After arches, we were somewhat skeptical about another desert destination (if you missed out on the last post, just think Sandstorm). The desert had proven its ability to be beautiful and challenging in quick succession. We had heard great things about hiking the Narrows (a hike done almost entirely in a stream, with steep cliffs high above on both sides) and figured that hiking in water would offset excessive heat and sandy shoes quite well. Plus, there had be some reason this hike had so much hype. A friend mentioned a hike called Angels Landing which after a quick Googling seemed quite impressive. We decided to change our plans and skip both Capitol Reef NP and Bryce Canyon and go all in on Zion.
I'll go ahead and spoil the surprise right off the bat, we ended up being VERY happy with our decision. I can't speak for Bryce and Capitol Reef, but Zion provided two extremely epic hikes for us to conquer. We camped comfortably and the park's shuttle system was a cool way to enjoy the attractions with less crowds thumping around every turn (a real pet peeve of mine).
The first real adventure we had in Zion was just making up our own little hike along side of the Virgin River which runs right through the heart of the park. I knew Athena would relish a chance to sunbathe, and the fisherman in me was curious to see if there were any fish swimming about in this desert oasis. It ended up being a lot of fun to picnic on a rock, soak in some sun, stare up at the cliffs and splash around. Athena even fooled me during a jumping off a rock photo op with the classic "1...2...3...Wait!" countdown.
As we boarded the shuttle back and talked about a nice relaxing night at the campsite, probably consisting of egregious amounts of s'mores for me, we had a thought. If we could beat the standard park handout's estimate of 3 hours to hike Angels Landing we could bump our whole schedule and gain a day to spend in Yellowstone and/or Grand Tetons. We checked the weather and it seemed good, maybe going to get windy in the late afternoon, but we had just come from higher winds in Arches- we'd be fine.

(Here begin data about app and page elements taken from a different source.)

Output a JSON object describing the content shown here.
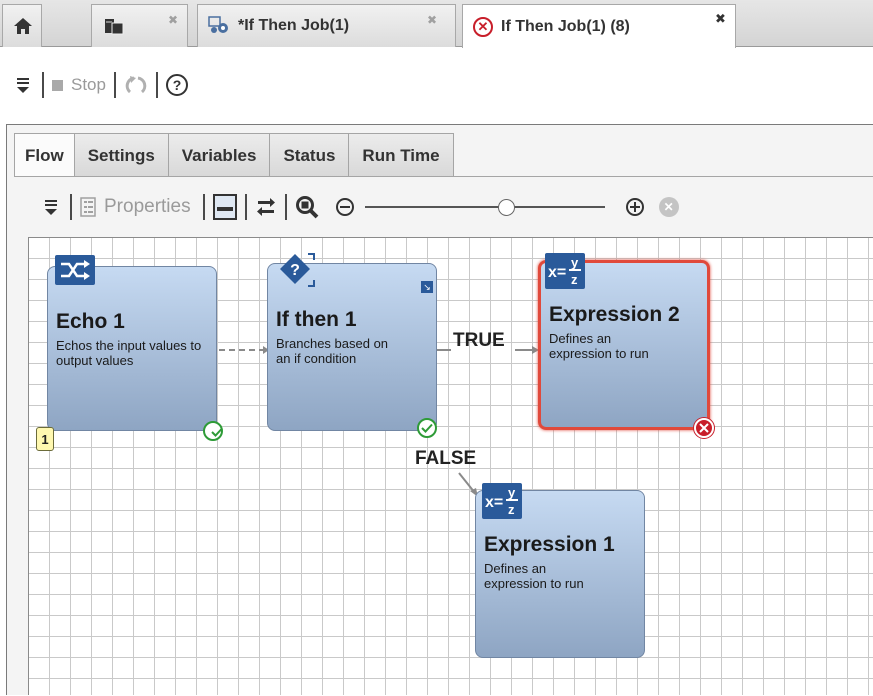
{
  "window_tabs": [
    {
      "label": "",
      "icon": "home-icon"
    },
    {
      "label": "",
      "icon": "folders-icon",
      "close": "✖"
    },
    {
      "label": "*If Then Job(1)",
      "icon": "job-gear-icon",
      "close": "✖"
    },
    {
      "label": "If Then Job(1) (8)",
      "icon": "error-icon",
      "close": "✖"
    }
  ],
  "toolbar": {
    "stop_label": "Stop"
  },
  "subtabs": [
    "Flow",
    "Settings",
    "Variables",
    "Status",
    "Run Time"
  ],
  "flow_toolbar": {
    "properties_label": "Properties",
    "zoom_level": 0.6
  },
  "nodes": [
    {
      "title": "Echo 1",
      "description": "Echos the input values to output values",
      "status": "ok",
      "badge": "1"
    },
    {
      "title": "If then 1",
      "description": "Branches based on an if condition",
      "status": "ok"
    },
    {
      "title": "Expression 2",
      "description": "Defines an expression to run",
      "status": "error"
    },
    {
      "title": "Expression 1",
      "description": "Defines an expression to run",
      "status": "none"
    }
  ],
  "connections": {
    "true_label": "TRUE",
    "false_label": "FALSE"
  },
  "colors": {
    "node_top": "#c6daf2",
    "node_bottom": "#8ea5c3",
    "error": "#e0493b",
    "ok": "#2e9b37"
  }
}
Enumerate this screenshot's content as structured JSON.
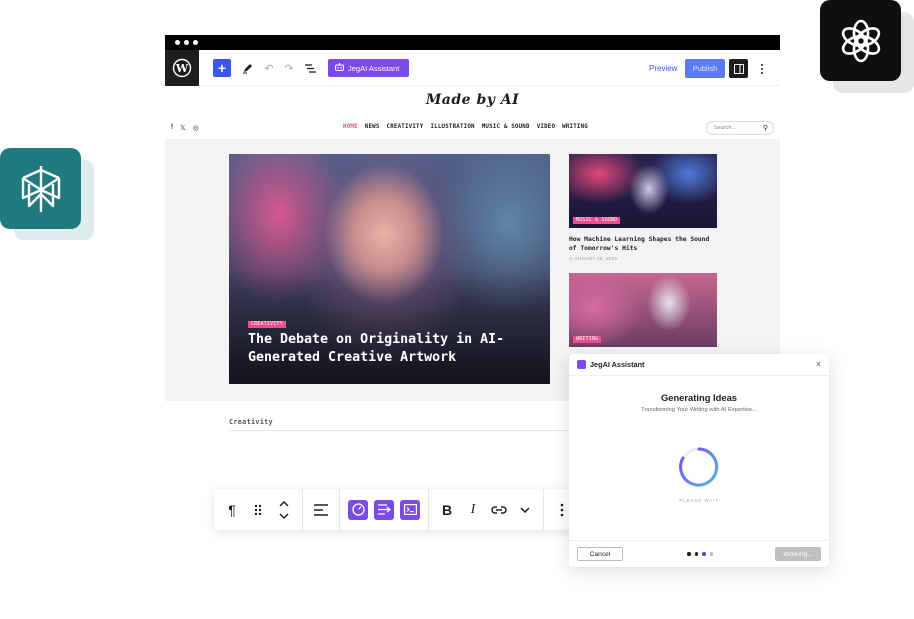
{
  "toolbar": {
    "jegai_label": "JegAI Assistant",
    "preview_label": "Preview",
    "publish_label": "Publish"
  },
  "site": {
    "title": "Made by AI",
    "nav": [
      "HOME",
      "NEWS",
      "CREATIVITY",
      "ILLUSTRATION",
      "MUSIC & SOUND",
      "VIDEO",
      "WRITING"
    ],
    "social": [
      "f",
      "𝕏",
      "◎"
    ],
    "search_placeholder": "Search..."
  },
  "hero": {
    "badge": "CREATIVITY",
    "title": "The Debate on Originality in AI-Generated Creative Artwork"
  },
  "cards": [
    {
      "badge": "MUSIC & SOUND",
      "title": "How Machine Learning Shapes the Sound of Tomorrow's Hits",
      "date": "AUGUST 25, 2025"
    },
    {
      "badge": "WRITING"
    }
  ],
  "section": {
    "heading": "Creativity"
  },
  "modal": {
    "title": "JegAI Assistant",
    "heading": "Generating Ideas",
    "subtitle": "Transforming Your Writing with AI Expertise...",
    "please_wait": "PLEASE WAIT",
    "cancel_label": "Cancel",
    "working_label": "Working..."
  },
  "colors": {
    "accent": "#3858e9",
    "ai_purple": "#7a4be8",
    "badge_pink": "#e8508f",
    "perplexity_teal": "#1f7a80"
  }
}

Fast forward a couple hours, this hike is awesome! Though it had already challenged us with steep uphill switchbacks, it had also presented a few sneak peaks at the awesome valley view that we were anticipating. Somewhat in the back of my mind, and likely Athena's, we internally noted but did not acknowledge the wind picking up. We continued higher, and progressed through more switchbacks to an exposed overlook which all of a sudden startled us like a slap to the face with intense gusts. We made a turn and tried to ignore what we had just experienced as we now pressed forward into a sheltered area. The distance of this hike was not great but each step was uphill, no lull period whatsoever (this'll be fun for the knees on the way down). We finally made it to the top though, and the view was gorgeous, however the wind was absolutely howling. We cautiously peeked over a few edges when an arriving fellow hiker informed us that we had not yet summited. We skirted around a boulder and in front of us, mountaintop flora crazily flapping in the wind, was the daunting final leg. Slightly less than a mile of steep grades with a chain handrail staunchly reminded us why the shuttle bus had warned that there had been more than a few fatalities on this journey. The wind put a lump in both our throats. I decided it would soldier on, but was honestly quite nervous. Athena would wait behind at our false summit.

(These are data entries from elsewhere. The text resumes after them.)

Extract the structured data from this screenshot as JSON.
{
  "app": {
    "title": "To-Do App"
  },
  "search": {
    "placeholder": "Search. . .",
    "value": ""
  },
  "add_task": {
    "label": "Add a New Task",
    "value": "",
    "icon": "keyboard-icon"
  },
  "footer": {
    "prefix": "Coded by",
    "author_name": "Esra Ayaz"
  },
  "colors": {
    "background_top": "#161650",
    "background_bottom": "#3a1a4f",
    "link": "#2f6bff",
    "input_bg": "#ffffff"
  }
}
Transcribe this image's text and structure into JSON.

It's kind of impossible to describe the feeling of climbing the last piece, but it was just basically trudging on, staying low, and hanging on for dear life. For any friends who have completed this hike, I can assure you that under normal conditions, I would not be nervous about this piece. This day however, I was legit terrified. I left my shirt with Athena to ensure it wouldn't puff up like a makeshift parachute and toss me over the edge. When I finally made it to the actual top it was more relief at my survival than a feeling of accomplishment. I took and had taken a few photos with a guy who had made it up before me, and then unceremoniously snaked my way back down to Athena. I ate a banana with her and exasperated, threw the peel over the edge. It was promptly blown back up into the air flew up and over the edge and landed at our feet. Uh oh, we better get outta here before this whole thing blows down.
The next day we tackled the Narrows, apparently the most famous slot canyon hike around. To be honest, I don't actually know what the official definition of "slot canyon" is, but the walls on each side of us were close together they went on for days above. There were no moments of suspense like yesterday, except trying to hike up my shorts to keep them dry in a few deeper pools. It was as relaxing as a 8 mile round trip hike could be. It was also one of the most unique walks I have ever done, if not the most. Typically traveling in creeks isn't done for miles at a time, and certainly never in a cavernous vestibule like this. At the end of the day, the Narrows solidified Zion as the king of Utah's NP's in my mind even though we'd only been to two. Check out the pictures below, but honestly just go! (and do hit some of the other parks while you're there too!)
P.S. There is a great campground right outside the park- Zion Mountain Campground or something- highly recommend it. If you stay down in the area of site F8, look out for the leaning tree. A sizable tree which our fat asses nearly toppled with our double hammock. Grow some roots tree!